In terms of five-year annual growth and pure sales volume, southeastern and central BC are the top performers. Southwestern BC is posting the highest dollar values, but the volume increase on a percentage basis is well behind the other regions. Where NIHO buys in bulk, smallest investors can pick up small lots for cheap. For instance, BC is riddled with old ghost towns and vanished towns that still have active, registered lots. For between $1,500 and $4,000 you get a personal camping area(average size: about 25 by 120 feet) in some very scenic and historic areas. For instance, the old gold mining townsite of Sheep Creek 24 miles south Nelson or at Boundary Creek south of Greenwood in south central BC.

As the regular camping grounds and parks become seasonally crowded, Nielsen thinks the Gulf Islands "up north" around Campbell River are good buys, although prices are becoming a titch steep. In the Interior, he likes the Kootenays and areas around little towns such as Kaslo and New Denver.

Assuming it has the visual appeal and reasonable access, anything beyond an easy drive of Vancouver or Victoria are good long term bets for affordable with good profit potential. This is especially true for those people able to get away for a week or so at a time.

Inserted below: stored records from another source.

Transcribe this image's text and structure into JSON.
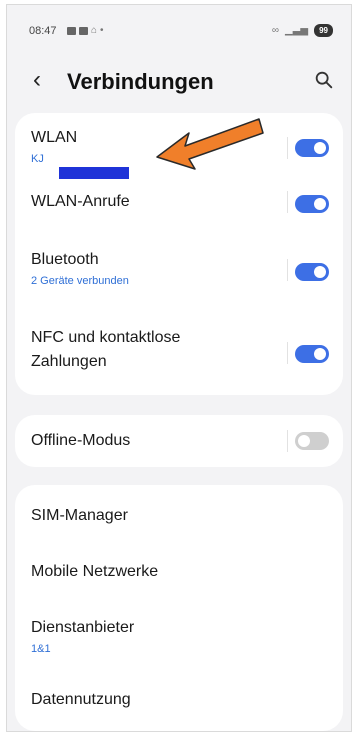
{
  "status_bar": {
    "time": "08:47",
    "battery": "99"
  },
  "header": {
    "title": "Verbindungen"
  },
  "rows": {
    "wlan": {
      "label": "WLAN",
      "subtitle": "KJ",
      "on": true
    },
    "wlan_calls": {
      "label": "WLAN-Anrufe",
      "on": true
    },
    "bluetooth": {
      "label": "Bluetooth",
      "subtitle": "2 Geräte verbunden",
      "on": true
    },
    "nfc": {
      "label_line1": "NFC und kontaktlose",
      "label_line2": "Zahlungen",
      "on": true
    },
    "offline": {
      "label": "Offline-Modus",
      "on": false
    },
    "sim": {
      "label": "SIM-Manager"
    },
    "mobile": {
      "label": "Mobile Netzwerke"
    },
    "provider": {
      "label": "Dienstanbieter",
      "subtitle": "1&1"
    },
    "data": {
      "label": "Datennutzung"
    }
  },
  "colors": {
    "toggle_on": "#3d6fe5",
    "toggle_off": "#cfcfcf",
    "accent_text": "#2f6fd6",
    "annotation_arrow": "#f07f2a",
    "redaction": "#1f33d8"
  },
  "icons": [
    "back-chevron-icon",
    "search-icon",
    "arrow-annotation-icon"
  ]
}
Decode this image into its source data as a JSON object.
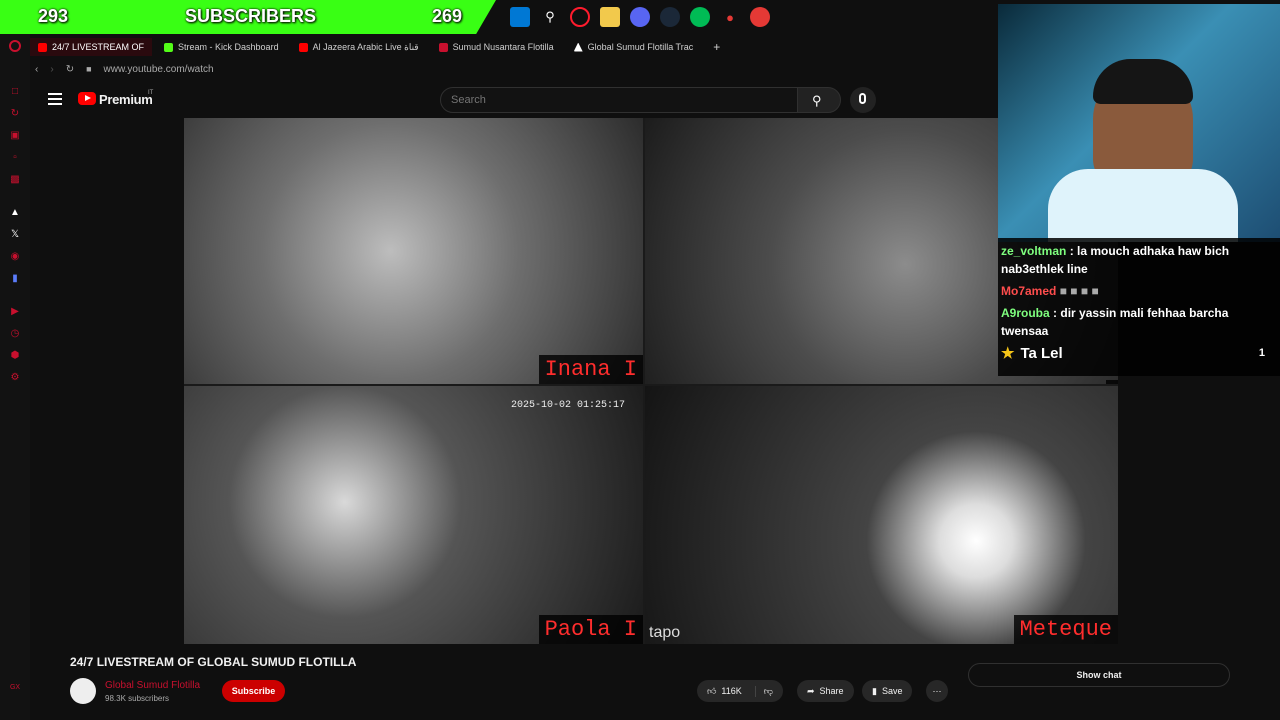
{
  "overlay": {
    "left_count": "293",
    "label": "SUBSCRIBERS",
    "right_count": "269"
  },
  "taskbar": {
    "icons": [
      "windows-icon",
      "search-icon",
      "opera-icon",
      "folder-icon",
      "discord-icon",
      "steam-icon",
      "app-icon",
      "maps-icon",
      "obs-icon"
    ]
  },
  "browser": {
    "tabs": [
      {
        "label": "24/7 LIVESTREAM OF",
        "color": "#ff0000"
      },
      {
        "label": "Stream - Kick Dashboard",
        "color": "#53fc18"
      },
      {
        "label": "Al Jazeera Arabic Live قناة",
        "color": "#ff0000"
      },
      {
        "label": "Sumud Nusantara Flotilla",
        "color": "#c8102e"
      },
      {
        "label": "Global Sumud Flotilla Trac",
        "color": "#ffffff"
      }
    ],
    "new_tab": "+",
    "url": "www.youtube.com/watch"
  },
  "youtube": {
    "brand": "Premium",
    "brand_sup": "IT",
    "search_placeholder": "Search"
  },
  "video": {
    "cameras": [
      {
        "name": "Inana I"
      },
      {
        "name": ""
      },
      {
        "name": "Paola I"
      },
      {
        "name": "Meteque"
      }
    ],
    "timestamp": "2025-10-02 01:25:17",
    "camera_brand": "tapo"
  },
  "chat": {
    "messages": [
      {
        "user": "ze_voltman",
        "user_color": "#7fff7f",
        "text": ": la mouch adhaka haw bich nab3ethlek line"
      },
      {
        "user": "Mo7amed",
        "user_color": "#ff4d4d",
        "text": ""
      },
      {
        "user": "A9rouba",
        "user_color": "#7fff7f",
        "text": ": dir yassin mali fehhaa barcha twensaa"
      }
    ],
    "leader": "Ta Lel",
    "leader_count": "1"
  },
  "below": {
    "title": "24/7 LIVESTREAM OF GLOBAL SUMUD FLOTILLA",
    "channel": "Global Sumud Flotilla",
    "subs": "98.3K subscribers",
    "subscribe": "Subscribe",
    "likes": "116K",
    "share": "Share",
    "save": "Save",
    "show_chat": "Show chat"
  }
}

If it's for a weekend getaway, expect to pay more for something smaller closer in. If you've got the time and want the space, land north of 70-Mile House and Green Lake are worth looking at. Says Nielsen: "There are lots of deals up there."


It's hard to say how long the window of investment will stay open (Nielsen expects it to stay heated for another two years) AS with anything, the early arrivals will get the deals. (The slow and/or greedy can risk getting done.) If you buy in the expectation of making a quick killing, you could be buying into a myth…and a lot of future woe.

By nature (pun intended), recreational land should be a thing of beauty. Like a piece of art, it should be bought to be enjoyed. If it appreciates, well, that's okay, that's very okay. First and foremost however, buy something that you can both afford and enjoy for itself. Overextend yourself or coldly buy a "good buy" and then hang on expecting an unrealistically high return, well, you're asking for problems. After all, reality and real estate should have something more in common than simple phonetics.

Be it recreational, residential, commercial or whatever, the landscape is littered with the bodies of those who put greed ahead of common sense, Nielsen himself knows a couple of people who overextended themselves on recreational land and then finally bit the dirt when the market dipped. They have and they held, until debt did them part.

Jurock's Publishing has no present or future financial and/or personal interest in any of the properties mentioned above. As well, we thoroughly recommend that, should you think to buy, research comparable prices and personally visit the property in question. Just because something is cheap, it may not represent value.

Land values must be independently verified and researched. Check access, water availability and so forth. "Waterfront" on the edge of a 300-foot cliff overlooking a swamp, inaccessible beaches and 1,000 acre parcels buried under a glacier aren't anyone's idea of sound buys.